--- What to work on ---
Wherever a line of the records contains "title", copy that line.

____

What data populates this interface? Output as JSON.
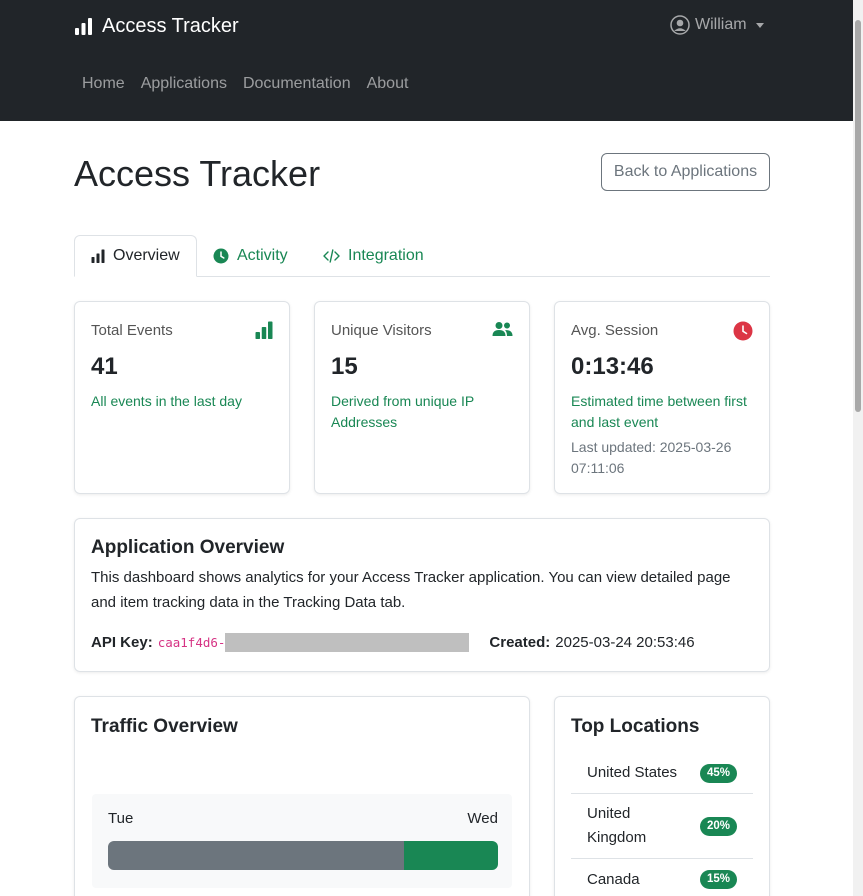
{
  "navbar": {
    "brand": "Access Tracker",
    "user": "William",
    "links": [
      "Home",
      "Applications",
      "Documentation",
      "About"
    ]
  },
  "header": {
    "title": "Access Tracker",
    "back_label": "Back to Applications"
  },
  "tabs": [
    {
      "label": "Overview",
      "icon": "bar-chart-icon"
    },
    {
      "label": "Activity",
      "icon": "clock-icon"
    },
    {
      "label": "Integration",
      "icon": "code-icon"
    }
  ],
  "stats": {
    "total": {
      "label": "Total Events",
      "value": "41",
      "desc": "All events in the last day",
      "icon": "bar-chart-icon"
    },
    "visitors": {
      "label": "Unique Visitors",
      "value": "15",
      "desc": "Derived from unique IP Addresses",
      "icon": "people-icon"
    },
    "session": {
      "label": "Avg. Session",
      "value": "0:13:46",
      "desc": "Estimated time between first and last event",
      "updated": "Last updated: 2025-03-26 07:11:06",
      "icon": "clock-icon"
    }
  },
  "overview": {
    "title": "Application Overview",
    "text": "This dashboard shows analytics for your Access Tracker application. You can view detailed page and item tracking data in the Tracking Data tab.",
    "api_label": "API Key:",
    "api_key": "caa1f4d6-",
    "created_label": "Created:",
    "created": "2025-03-24 20:53:46"
  },
  "traffic": {
    "title": "Traffic Overview"
  },
  "chart_data": {
    "type": "bar",
    "categories": [
      "Tue",
      "Wed"
    ],
    "values": [
      76,
      24
    ],
    "title": "Traffic Overview",
    "xlabel": "",
    "ylabel": ""
  },
  "locations": {
    "title": "Top Locations",
    "items": [
      {
        "name": "United States",
        "pct": "45%"
      },
      {
        "name": "United Kingdom",
        "pct": "20%"
      },
      {
        "name": "Canada",
        "pct": "15%"
      }
    ]
  },
  "colors": {
    "navbar": "#212529",
    "accent": "#198754",
    "danger": "#dc3545",
    "secondary": "#6c757d"
  }
}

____

--- Solution for this task ---
    "title": "Access Tracker",
    "title": "Application Overview",
    "title": "Traffic Overview"
    "title": "Traffic Overview",
    "title": "Top Locations",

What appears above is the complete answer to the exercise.